» **WORK TASK**
Go through the listing below and return each line that includes "National".

» **DATA TO PROCESS**

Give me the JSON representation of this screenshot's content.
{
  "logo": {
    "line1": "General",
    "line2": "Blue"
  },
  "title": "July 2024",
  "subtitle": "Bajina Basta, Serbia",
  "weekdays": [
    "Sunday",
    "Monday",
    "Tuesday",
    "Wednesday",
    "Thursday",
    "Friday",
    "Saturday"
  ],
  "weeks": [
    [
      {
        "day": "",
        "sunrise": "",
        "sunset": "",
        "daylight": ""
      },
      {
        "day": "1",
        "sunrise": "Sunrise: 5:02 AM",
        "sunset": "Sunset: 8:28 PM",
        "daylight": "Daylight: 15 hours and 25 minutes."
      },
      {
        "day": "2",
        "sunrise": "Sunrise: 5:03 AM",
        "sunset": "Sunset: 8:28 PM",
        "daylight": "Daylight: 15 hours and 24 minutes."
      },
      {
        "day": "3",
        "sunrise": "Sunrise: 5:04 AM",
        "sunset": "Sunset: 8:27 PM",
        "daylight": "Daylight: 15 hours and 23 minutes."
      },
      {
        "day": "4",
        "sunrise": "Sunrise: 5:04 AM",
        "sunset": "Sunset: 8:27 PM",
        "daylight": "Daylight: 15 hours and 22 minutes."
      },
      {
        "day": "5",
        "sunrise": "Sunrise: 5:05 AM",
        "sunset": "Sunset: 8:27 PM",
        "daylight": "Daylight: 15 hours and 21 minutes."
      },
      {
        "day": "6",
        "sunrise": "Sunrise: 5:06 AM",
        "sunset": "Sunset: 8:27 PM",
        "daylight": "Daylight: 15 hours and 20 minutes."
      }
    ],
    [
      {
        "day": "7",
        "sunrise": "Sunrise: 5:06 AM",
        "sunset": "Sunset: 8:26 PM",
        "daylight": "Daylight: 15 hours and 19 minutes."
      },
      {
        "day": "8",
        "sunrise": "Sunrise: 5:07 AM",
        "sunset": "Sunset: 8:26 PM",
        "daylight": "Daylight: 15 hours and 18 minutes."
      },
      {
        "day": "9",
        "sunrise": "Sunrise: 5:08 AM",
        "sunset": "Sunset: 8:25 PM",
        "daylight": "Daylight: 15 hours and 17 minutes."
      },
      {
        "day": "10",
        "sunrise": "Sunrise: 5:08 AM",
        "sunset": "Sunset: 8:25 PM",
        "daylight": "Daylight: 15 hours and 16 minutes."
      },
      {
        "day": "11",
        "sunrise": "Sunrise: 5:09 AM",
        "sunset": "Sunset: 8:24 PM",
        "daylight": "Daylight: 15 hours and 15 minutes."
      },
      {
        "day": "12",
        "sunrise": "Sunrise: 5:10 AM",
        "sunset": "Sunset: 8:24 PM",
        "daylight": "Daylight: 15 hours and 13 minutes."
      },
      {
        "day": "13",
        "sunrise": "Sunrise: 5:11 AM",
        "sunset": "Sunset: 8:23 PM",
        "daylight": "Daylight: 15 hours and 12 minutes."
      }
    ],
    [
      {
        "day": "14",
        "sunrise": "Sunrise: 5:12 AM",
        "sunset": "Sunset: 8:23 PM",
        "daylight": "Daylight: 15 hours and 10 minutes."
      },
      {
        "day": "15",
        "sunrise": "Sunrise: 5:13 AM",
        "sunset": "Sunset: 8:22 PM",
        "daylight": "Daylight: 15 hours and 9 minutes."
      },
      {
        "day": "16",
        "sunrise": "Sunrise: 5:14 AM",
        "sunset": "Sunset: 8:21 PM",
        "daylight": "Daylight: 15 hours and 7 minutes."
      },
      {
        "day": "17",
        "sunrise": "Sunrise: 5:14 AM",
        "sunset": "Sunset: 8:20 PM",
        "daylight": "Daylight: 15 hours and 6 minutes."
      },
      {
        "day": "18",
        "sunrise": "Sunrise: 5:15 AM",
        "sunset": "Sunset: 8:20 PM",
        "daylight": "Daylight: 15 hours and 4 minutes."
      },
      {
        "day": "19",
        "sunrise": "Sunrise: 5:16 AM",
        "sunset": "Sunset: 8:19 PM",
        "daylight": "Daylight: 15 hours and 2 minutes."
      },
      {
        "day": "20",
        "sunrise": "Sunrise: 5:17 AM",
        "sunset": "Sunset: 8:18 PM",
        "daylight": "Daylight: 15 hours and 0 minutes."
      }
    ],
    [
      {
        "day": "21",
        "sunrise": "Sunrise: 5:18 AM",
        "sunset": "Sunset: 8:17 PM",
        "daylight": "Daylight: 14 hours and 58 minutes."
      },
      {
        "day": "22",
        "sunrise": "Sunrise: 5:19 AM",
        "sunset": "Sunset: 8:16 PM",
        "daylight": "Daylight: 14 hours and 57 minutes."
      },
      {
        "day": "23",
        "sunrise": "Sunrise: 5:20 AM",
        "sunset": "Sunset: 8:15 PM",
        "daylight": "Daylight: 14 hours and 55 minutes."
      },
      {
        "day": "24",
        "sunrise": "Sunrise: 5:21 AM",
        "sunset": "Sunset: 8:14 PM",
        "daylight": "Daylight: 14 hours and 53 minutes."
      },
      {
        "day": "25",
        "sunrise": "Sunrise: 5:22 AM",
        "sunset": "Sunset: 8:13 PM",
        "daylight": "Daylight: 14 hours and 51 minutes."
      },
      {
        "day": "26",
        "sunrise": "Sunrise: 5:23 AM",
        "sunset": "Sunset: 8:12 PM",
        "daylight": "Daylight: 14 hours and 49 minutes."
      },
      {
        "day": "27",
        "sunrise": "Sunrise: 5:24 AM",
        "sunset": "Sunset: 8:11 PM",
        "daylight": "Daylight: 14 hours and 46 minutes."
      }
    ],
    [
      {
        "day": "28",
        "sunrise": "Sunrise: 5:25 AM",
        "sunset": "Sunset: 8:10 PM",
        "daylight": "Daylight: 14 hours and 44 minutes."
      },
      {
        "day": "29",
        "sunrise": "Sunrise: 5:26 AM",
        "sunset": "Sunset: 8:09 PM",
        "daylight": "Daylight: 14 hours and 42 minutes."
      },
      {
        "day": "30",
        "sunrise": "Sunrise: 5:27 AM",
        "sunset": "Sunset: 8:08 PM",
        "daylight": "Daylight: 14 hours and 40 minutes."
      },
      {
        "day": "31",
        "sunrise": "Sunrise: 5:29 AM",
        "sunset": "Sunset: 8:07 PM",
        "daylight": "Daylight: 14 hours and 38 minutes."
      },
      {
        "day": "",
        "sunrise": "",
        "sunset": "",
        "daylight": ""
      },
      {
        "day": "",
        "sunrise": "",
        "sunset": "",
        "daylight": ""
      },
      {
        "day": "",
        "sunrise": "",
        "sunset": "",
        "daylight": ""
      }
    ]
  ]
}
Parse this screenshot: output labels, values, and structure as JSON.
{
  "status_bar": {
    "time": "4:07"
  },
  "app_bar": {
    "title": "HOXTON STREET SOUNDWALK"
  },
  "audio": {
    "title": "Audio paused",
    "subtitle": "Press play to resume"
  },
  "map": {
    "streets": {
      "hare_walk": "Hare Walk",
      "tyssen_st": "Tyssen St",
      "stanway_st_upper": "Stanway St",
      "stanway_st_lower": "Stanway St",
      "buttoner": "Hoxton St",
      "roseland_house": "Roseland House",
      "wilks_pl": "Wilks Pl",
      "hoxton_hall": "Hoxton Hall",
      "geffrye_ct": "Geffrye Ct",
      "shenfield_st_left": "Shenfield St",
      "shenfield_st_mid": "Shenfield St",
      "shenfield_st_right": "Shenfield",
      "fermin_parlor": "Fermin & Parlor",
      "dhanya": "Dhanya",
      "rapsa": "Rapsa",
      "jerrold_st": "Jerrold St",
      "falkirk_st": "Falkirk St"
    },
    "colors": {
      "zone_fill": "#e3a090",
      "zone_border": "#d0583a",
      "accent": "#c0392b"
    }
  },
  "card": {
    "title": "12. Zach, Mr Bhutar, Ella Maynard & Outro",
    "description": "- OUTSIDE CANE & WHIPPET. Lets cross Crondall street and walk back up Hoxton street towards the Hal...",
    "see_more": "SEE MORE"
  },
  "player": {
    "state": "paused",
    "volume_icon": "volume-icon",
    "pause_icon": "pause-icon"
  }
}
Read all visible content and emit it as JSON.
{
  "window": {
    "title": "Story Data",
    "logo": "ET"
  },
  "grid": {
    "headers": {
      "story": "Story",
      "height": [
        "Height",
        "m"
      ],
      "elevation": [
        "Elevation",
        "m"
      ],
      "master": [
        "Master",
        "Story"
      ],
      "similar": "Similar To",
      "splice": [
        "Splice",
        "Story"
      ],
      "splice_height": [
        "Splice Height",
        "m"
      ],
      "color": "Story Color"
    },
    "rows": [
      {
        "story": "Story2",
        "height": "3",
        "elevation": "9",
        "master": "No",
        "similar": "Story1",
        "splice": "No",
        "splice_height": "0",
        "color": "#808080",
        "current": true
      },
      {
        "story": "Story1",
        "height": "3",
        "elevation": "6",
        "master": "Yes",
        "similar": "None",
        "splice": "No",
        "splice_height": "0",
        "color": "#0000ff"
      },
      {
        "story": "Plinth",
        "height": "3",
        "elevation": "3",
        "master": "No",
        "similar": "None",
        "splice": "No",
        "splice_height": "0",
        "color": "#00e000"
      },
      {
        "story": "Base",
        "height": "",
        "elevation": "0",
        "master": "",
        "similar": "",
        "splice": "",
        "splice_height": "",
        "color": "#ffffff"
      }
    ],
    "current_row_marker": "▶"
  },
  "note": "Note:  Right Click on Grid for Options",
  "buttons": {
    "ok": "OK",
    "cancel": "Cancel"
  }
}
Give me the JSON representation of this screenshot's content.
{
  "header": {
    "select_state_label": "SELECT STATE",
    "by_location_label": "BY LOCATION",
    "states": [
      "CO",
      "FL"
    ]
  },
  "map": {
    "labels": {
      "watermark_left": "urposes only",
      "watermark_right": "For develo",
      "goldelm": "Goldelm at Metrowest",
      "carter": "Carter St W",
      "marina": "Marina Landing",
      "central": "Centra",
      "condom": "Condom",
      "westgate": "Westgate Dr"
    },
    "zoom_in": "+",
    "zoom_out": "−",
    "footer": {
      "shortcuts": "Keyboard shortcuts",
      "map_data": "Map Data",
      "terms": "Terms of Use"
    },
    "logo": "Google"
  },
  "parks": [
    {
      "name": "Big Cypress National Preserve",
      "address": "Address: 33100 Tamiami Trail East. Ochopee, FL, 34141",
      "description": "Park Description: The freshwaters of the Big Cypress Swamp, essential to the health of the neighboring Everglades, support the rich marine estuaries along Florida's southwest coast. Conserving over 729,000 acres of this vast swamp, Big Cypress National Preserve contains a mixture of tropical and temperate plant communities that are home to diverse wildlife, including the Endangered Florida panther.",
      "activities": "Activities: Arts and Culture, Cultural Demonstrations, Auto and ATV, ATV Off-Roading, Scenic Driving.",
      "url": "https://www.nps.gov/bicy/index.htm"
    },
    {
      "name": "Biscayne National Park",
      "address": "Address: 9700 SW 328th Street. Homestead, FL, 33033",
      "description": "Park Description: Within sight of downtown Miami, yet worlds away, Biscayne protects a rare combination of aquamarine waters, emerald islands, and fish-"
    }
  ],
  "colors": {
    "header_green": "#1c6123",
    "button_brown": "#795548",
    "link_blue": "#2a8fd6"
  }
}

» **RESPONSE TO THE EXERCISE**
      "name": "Big Cypress National Preserve",
      "description": "Park Description: The freshwaters of the Big Cypress Swamp, essential to the health of the neighboring Everglades, support the rich marine estuaries along Florida's southwest coast. Conserving over 729,000 acres of this vast swamp, Big Cypress National Preserve contains a mixture of tropical and temperate plant communities that are home to diverse wildlife, including the Endangered Florida panther.",
      "name": "Biscayne National Park",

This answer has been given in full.